• _WORK REQUEST_: All of the records below are to be printed exactly; the pictures are to be left out.

*** Opening SUPPLIED MATERIAL ***

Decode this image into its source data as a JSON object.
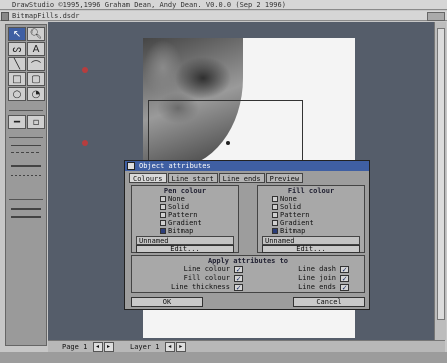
{
  "screen": {
    "title": "DrawStudio ©1995,1996 Graham Dean, Andy Dean. V0.0.0 (Sep  2 1996)",
    "window_title": "BitmapFills.dsdr"
  },
  "toolbox": {
    "tools": [
      {
        "name": "select-arrow-icon",
        "glyph": "↖",
        "active": true
      },
      {
        "name": "zoom-icon",
        "glyph": "🔍︎",
        "active": false
      },
      {
        "name": "freehand-icon",
        "glyph": "ᔕ",
        "active": false
      },
      {
        "name": "text-icon",
        "glyph": "A",
        "active": false
      },
      {
        "name": "line-icon",
        "glyph": "╲",
        "active": false
      },
      {
        "name": "curve-icon",
        "glyph": "⌒",
        "active": false
      },
      {
        "name": "rectangle-icon",
        "glyph": "□",
        "active": false
      },
      {
        "name": "rounded-rect-icon",
        "glyph": "▢",
        "active": false
      },
      {
        "name": "ellipse-icon",
        "glyph": "○",
        "active": false
      },
      {
        "name": "arc-icon",
        "glyph": "◔",
        "active": false
      },
      {
        "name": "polygon-icon",
        "glyph": "━",
        "active": false
      },
      {
        "name": "bitmap-icon",
        "glyph": "▫",
        "active": false
      }
    ]
  },
  "dialog": {
    "title": "Object attributes",
    "tabs": [
      "Colours",
      "Line start",
      "Line ends",
      "Preview"
    ],
    "pen": {
      "heading": "Pen colour",
      "options": [
        "None",
        "Solid",
        "Pattern",
        "Gradient",
        "Bitmap"
      ],
      "selected": "Bitmap",
      "field_value": "Unnamed",
      "edit_label": "Edit..."
    },
    "fill": {
      "heading": "Fill colour",
      "options": [
        "None",
        "Solid",
        "Pattern",
        "Gradient",
        "Bitmap"
      ],
      "selected": "Bitmap",
      "field_value": "Unnamed",
      "edit_label": "Edit..."
    },
    "apply": {
      "heading": "Apply attributes to",
      "left": [
        {
          "label": "Line colour",
          "checked": true
        },
        {
          "label": "Fill colour",
          "checked": true
        },
        {
          "label": "Line thickness",
          "checked": true
        }
      ],
      "right": [
        {
          "label": "Line dash",
          "checked": true
        },
        {
          "label": "Line join",
          "checked": true
        },
        {
          "label": "Line ends",
          "checked": true
        }
      ]
    },
    "ok_label": "OK",
    "cancel_label": "Cancel"
  },
  "statusbar": {
    "page_label": "Page 1",
    "layer_label": "Layer 1"
  },
  "colors": {
    "accent": "#3f5fa3",
    "canvas_bg": "#555d6a",
    "paper": "#f4f4f4"
  }
}
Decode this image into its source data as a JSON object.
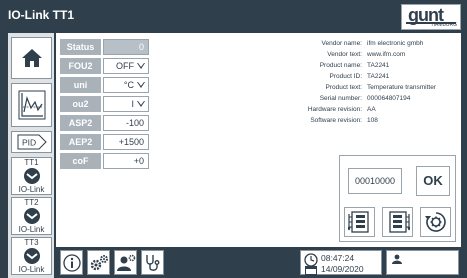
{
  "window": {
    "title": "IO-Link TT1"
  },
  "logo": {
    "brand": "gunt",
    "sub": "HAMBURG"
  },
  "sidebar": {
    "home_icon": "home-icon",
    "chart_icon": "chart-icon",
    "pid_label": "PID",
    "io_devices": [
      {
        "label": "TT1",
        "io": "IO-Link"
      },
      {
        "label": "TT2",
        "io": "IO-Link"
      },
      {
        "label": "TT3",
        "io": "IO-Link"
      }
    ]
  },
  "parameters": [
    {
      "name": "Status",
      "value": "0",
      "type": "readonly"
    },
    {
      "name": "FOU2",
      "value": "OFF",
      "type": "select"
    },
    {
      "name": "uni",
      "value": "°C",
      "type": "select"
    },
    {
      "name": "ou2",
      "value": "I",
      "type": "select"
    },
    {
      "name": "ASP2",
      "value": "-100",
      "type": "input"
    },
    {
      "name": "AEP2",
      "value": "+1500",
      "type": "input"
    },
    {
      "name": "coF",
      "value": "+0",
      "type": "input"
    }
  ],
  "device_info": [
    {
      "key": "Vendor name:",
      "value": "ifm electronic gmbh"
    },
    {
      "key": "Vendor text:",
      "value": "www.ifm.com"
    },
    {
      "key": "Product name:",
      "value": "TA2241"
    },
    {
      "key": "Product ID:",
      "value": "TA2241"
    },
    {
      "key": "Product text:",
      "value": "Temperature transmitter"
    },
    {
      "key": "Serial number:",
      "value": "000064807194"
    },
    {
      "key": "Hardware revision:",
      "value": "AA"
    },
    {
      "key": "Software revision:",
      "value": "108"
    }
  ],
  "control": {
    "code": "00010000",
    "ok_label": "OK"
  },
  "status_bar": {
    "time": "08:47:24",
    "date": "14/09/2020"
  },
  "colors": {
    "dark": "#2f3f4c",
    "label_bg": "#a9b2b9",
    "panel_bg": "#dfe3e6"
  }
}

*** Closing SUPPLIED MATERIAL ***

• _TASK RESPONSE_:
Decode this image into its source data as a JSON object.
{
  "screen": {
    "title": "DrawStudio ©1995,1996 Graham Dean, Andy Dean. V0.0.0 (Sep  2 1996)",
    "window_title": "BitmapFills.dsdr"
  },
  "toolbox": {
    "tools": [
      {
        "name": "select-arrow-icon",
        "glyph": "↖",
        "active": true
      },
      {
        "name": "zoom-icon",
        "glyph": "🔍︎",
        "active": false
      },
      {
        "name": "freehand-icon",
        "glyph": "ᔕ",
        "active": false
      },
      {
        "name": "text-icon",
        "glyph": "A",
        "active": false
      },
      {
        "name": "line-icon",
        "glyph": "╲",
        "active": false
      },
      {
        "name": "curve-icon",
        "glyph": "⌒",
        "active": false
      },
      {
        "name": "rectangle-icon",
        "glyph": "□",
        "active": false
      },
      {
        "name": "rounded-rect-icon",
        "glyph": "▢",
        "active": false
      },
      {
        "name": "ellipse-icon",
        "glyph": "○",
        "active": false
      },
      {
        "name": "arc-icon",
        "glyph": "◔",
        "active": false
      },
      {
        "name": "polygon-icon",
        "glyph": "━",
        "active": false
      },
      {
        "name": "bitmap-icon",
        "glyph": "▫",
        "active": false
      }
    ]
  },
  "dialog": {
    "title": "Object attributes",
    "tabs": [
      "Colours",
      "Line start",
      "Line ends",
      "Preview"
    ],
    "pen": {
      "heading": "Pen colour",
      "options": [
        "None",
        "Solid",
        "Pattern",
        "Gradient",
        "Bitmap"
      ],
      "selected": "Bitmap",
      "field_value": "Unnamed",
      "edit_label": "Edit..."
    },
    "fill": {
      "heading": "Fill colour",
      "options": [
        "None",
        "Solid",
        "Pattern",
        "Gradient",
        "Bitmap"
      ],
      "selected": "Bitmap",
      "field_value": "Unnamed",
      "edit_label": "Edit..."
    },
    "apply": {
      "heading": "Apply attributes to",
      "left": [
        {
          "label": "Line colour",
          "checked": true
        },
        {
          "label": "Fill colour",
          "checked": true
        },
        {
          "label": "Line thickness",
          "checked": true
        }
      ],
      "right": [
        {
          "label": "Line dash",
          "checked": true
        },
        {
          "label": "Line join",
          "checked": true
        },
        {
          "label": "Line ends",
          "checked": true
        }
      ]
    },
    "ok_label": "OK",
    "cancel_label": "Cancel"
  },
  "statusbar": {
    "page_label": "Page 1",
    "layer_label": "Layer 1"
  },
  "colors": {
    "accent": "#3f5fa3",
    "canvas_bg": "#555d6a",
    "paper": "#f4f4f4"
  }
}
Decode this image into its source data as a JSON object.
{
  "window": {
    "title": "IO-Link TT1"
  },
  "logo": {
    "brand": "gunt",
    "sub": "HAMBURG"
  },
  "sidebar": {
    "home_icon": "home-icon",
    "chart_icon": "chart-icon",
    "pid_label": "PID",
    "io_devices": [
      {
        "label": "TT1",
        "io": "IO-Link"
      },
      {
        "label": "TT2",
        "io": "IO-Link"
      },
      {
        "label": "TT3",
        "io": "IO-Link"
      }
    ]
  },
  "parameters": [
    {
      "name": "Status",
      "value": "0",
      "type": "readonly"
    },
    {
      "name": "FOU2",
      "value": "OFF",
      "type": "select"
    },
    {
      "name": "uni",
      "value": "°C",
      "type": "select"
    },
    {
      "name": "ou2",
      "value": "I",
      "type": "select"
    },
    {
      "name": "ASP2",
      "value": "-100",
      "type": "input"
    },
    {
      "name": "AEP2",
      "value": "+1500",
      "type": "input"
    },
    {
      "name": "coF",
      "value": "+0",
      "type": "input"
    }
  ],
  "device_info": [
    {
      "key": "Vendor name:",
      "value": "ifm electronic gmbh"
    },
    {
      "key": "Vendor text:",
      "value": "www.ifm.com"
    },
    {
      "key": "Product name:",
      "value": "TA2241"
    },
    {
      "key": "Product ID:",
      "value": "TA2241"
    },
    {
      "key": "Product text:",
      "value": "Temperature transmitter"
    },
    {
      "key": "Serial number:",
      "value": "000064807194"
    },
    {
      "key": "Hardware revision:",
      "value": "AA"
    },
    {
      "key": "Software revision:",
      "value": "108"
    }
  ],
  "control": {
    "code": "00010000",
    "ok_label": "OK"
  },
  "status_bar": {
    "time": "08:47:24",
    "date": "14/09/2020"
  },
  "colors": {
    "dark": "#2f3f4c",
    "label_bg": "#a9b2b9",
    "panel_bg": "#dfe3e6"
  }
}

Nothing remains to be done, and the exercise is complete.